Console.WriteLine(str1, oranges, apples, bananas);

Now we put together the composite formatting. We have the string and the list of objects (oranges, apples, bananas). The {0} format item refers to the oranges. The WriteLine() method replaces the {0} format item with the contents of the oranges variable.

string str2 = "There are {1} oranges, {2} bananas and " + 
    "{0} apples";

The order of the format items referring to the objects is notation important.

$ ./format1.exe 
There are 2 oranges, 4 apples and 3 bananas
There are 2 oranges, 3 bananas and 4 apples

We can see the outcome of the format1.exe program.

The next example will format numeric data.

using System;

public class Format2
{
    static void Main() 
    {
        Console.WriteLine("{0}  {1, 12}", 
            "Decimal", "Hexadecimal");

        Console.WriteLine("{0:D}  {1,8:X}",  
            502, 546);
        Console.WriteLine("{0:D}  {1,8:X}", 
            345, 765);
        Console.WriteLine("{0:D}  {1,8:X}", 
            320, 654);
        Console.WriteLine("{0:D}  {1,8:X}", 
            120, 834);
        Console.WriteLine("{0:D}  {1,8:X}", 
            620, 454);
    }
}

We print numbers in a decimal and hexadecimal format.
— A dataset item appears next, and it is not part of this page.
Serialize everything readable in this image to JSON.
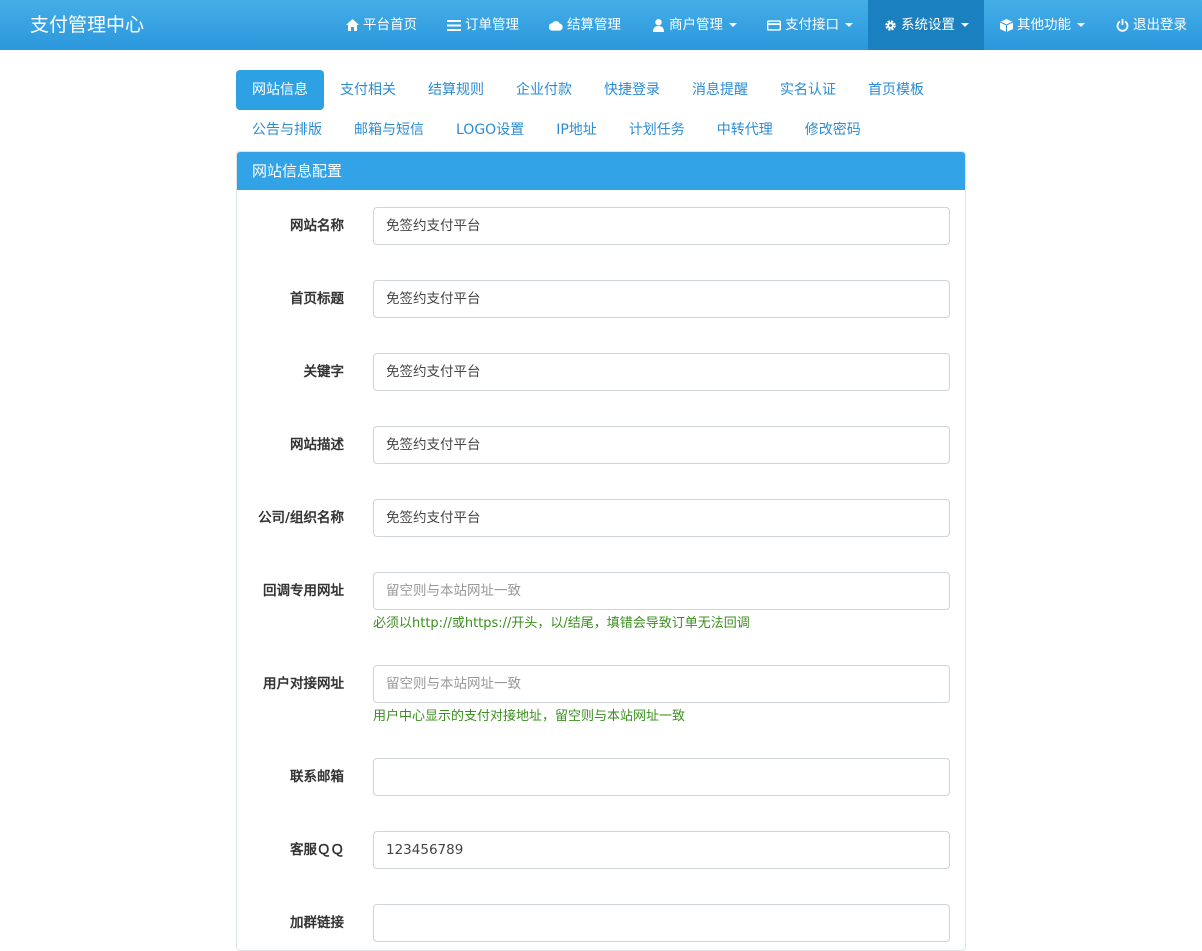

We also align the numbers using the length component.

Console.WriteLine("{0:D}  {1,8:X}",  
    502, 546);

The {0:D} format item specifies, the first item from the list of supplied objects will be taken and formatted in the decimal format. The {1,8:X} format item takes the second item. Formats it in the hexadecimal format :X. And the string length will be 8 characters 8. Because the number has only three characters, it is right aligned and padded with empty strings.
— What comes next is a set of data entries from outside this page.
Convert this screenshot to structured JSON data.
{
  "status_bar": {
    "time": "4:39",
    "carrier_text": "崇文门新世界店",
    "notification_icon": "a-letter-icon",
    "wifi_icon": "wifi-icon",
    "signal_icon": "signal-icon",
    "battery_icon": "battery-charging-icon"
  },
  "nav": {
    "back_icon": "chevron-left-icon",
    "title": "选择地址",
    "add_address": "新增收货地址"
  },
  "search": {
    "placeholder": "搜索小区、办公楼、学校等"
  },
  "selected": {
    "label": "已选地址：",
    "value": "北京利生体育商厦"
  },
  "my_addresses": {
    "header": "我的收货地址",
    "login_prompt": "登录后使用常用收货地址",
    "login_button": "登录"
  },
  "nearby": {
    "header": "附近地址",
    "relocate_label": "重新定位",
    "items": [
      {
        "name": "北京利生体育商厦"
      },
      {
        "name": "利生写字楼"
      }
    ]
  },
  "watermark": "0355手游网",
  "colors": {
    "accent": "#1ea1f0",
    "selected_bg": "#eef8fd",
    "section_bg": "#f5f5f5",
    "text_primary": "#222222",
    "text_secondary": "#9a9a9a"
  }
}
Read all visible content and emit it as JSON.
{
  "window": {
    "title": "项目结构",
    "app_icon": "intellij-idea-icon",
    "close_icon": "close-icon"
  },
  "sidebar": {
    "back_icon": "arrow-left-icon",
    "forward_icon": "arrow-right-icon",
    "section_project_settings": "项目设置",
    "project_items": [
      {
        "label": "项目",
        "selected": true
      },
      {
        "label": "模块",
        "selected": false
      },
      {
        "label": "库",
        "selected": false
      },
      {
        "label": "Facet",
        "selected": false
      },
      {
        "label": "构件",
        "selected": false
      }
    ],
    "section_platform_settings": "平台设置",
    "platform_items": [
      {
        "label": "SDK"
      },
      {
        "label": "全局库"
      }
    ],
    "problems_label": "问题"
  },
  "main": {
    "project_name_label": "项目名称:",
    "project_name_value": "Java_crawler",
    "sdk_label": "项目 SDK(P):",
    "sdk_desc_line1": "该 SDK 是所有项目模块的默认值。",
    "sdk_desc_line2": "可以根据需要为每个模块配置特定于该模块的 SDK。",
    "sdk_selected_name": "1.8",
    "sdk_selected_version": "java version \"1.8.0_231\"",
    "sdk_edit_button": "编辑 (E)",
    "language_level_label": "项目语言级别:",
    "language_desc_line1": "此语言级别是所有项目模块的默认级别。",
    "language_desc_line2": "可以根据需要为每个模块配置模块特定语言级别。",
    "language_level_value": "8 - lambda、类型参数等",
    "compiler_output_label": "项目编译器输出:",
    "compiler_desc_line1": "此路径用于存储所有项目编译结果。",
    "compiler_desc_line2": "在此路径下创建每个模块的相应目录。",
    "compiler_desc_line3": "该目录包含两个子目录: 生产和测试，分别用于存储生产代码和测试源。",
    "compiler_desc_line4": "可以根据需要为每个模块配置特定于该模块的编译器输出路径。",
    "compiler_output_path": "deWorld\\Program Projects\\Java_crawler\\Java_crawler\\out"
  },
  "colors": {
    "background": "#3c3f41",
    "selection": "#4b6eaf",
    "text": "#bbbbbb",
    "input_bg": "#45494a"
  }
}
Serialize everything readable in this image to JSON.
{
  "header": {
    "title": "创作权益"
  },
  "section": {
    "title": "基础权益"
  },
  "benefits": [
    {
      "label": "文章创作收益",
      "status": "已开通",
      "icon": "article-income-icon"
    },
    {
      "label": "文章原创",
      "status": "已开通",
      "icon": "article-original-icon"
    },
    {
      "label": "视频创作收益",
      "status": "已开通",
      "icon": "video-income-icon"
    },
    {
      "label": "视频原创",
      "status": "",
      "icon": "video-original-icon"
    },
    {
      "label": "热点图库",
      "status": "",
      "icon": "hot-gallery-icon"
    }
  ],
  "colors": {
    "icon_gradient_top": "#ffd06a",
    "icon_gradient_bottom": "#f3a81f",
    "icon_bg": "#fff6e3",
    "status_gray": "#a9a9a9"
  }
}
$ ./format2.exe 
Decimal   Hexadecimal
502       222
345       2FD
320       28E
120       342
620       1C6

Running the example we get this outcome.

The last two examples will format numeric and date data.

using System;

public class Format3
{
    static void Main() 
    {
        Console.WriteLine(string.Format("Number: {0:N}", 126));
        Console.WriteLine(string.Format("Scientific: {0:E}", 126));
        Console.WriteLine(string.Format("Currency: {0:C}", 126));
        Console.WriteLine(string.Format("Percent: {0:P}", 126));
        Console.WriteLine(string.Format("Hexadecimal: {0:X}", 126));
    }
}

The example demonstrates the standard formatting specifiers for numbers. Number 126 is printed in five different formats: normal, scientific, currency, percent and hexadecimal.

$ ./format3.exe 
Number: 126.00
Scientific: 1.260000E+002
Currency: $126.00
Percent: 12,600.00 %
Hexadecimal: 7E

This is the output of the format3.exe program.

Finally, we will format date and time data.

using System;

public class Format4
{
    static void Main() 
    {
        DateTime today = DateTime.Now;

        Console.WriteLine(string.Format("Short date: {0:d}", today));
        Console.WriteLine(string.Format("Long date: {0:D}", today));
        Console.WriteLine(string.Format("Short time: {0:t}", today));
        Console.WriteLine(string.Format("Long time: {0:T}", today));
        Console.WriteLine(string.Format("Month: {0:M}", today));
        Console.WriteLine(string.Format("Year: {0:Y}", today));
    }
}

The preceding example demonstrates the standard formatting specifiers for dates.

$ ./format4.exe 
Short date: 4/11/2011
Long date: Monday, April 11, 2011
Short time: 11:14 AM
Long time: 11:14:54 AM
Month: April 11
Year: April, 2011

This is the output of the example.

This part of the C# tutorial covered strings.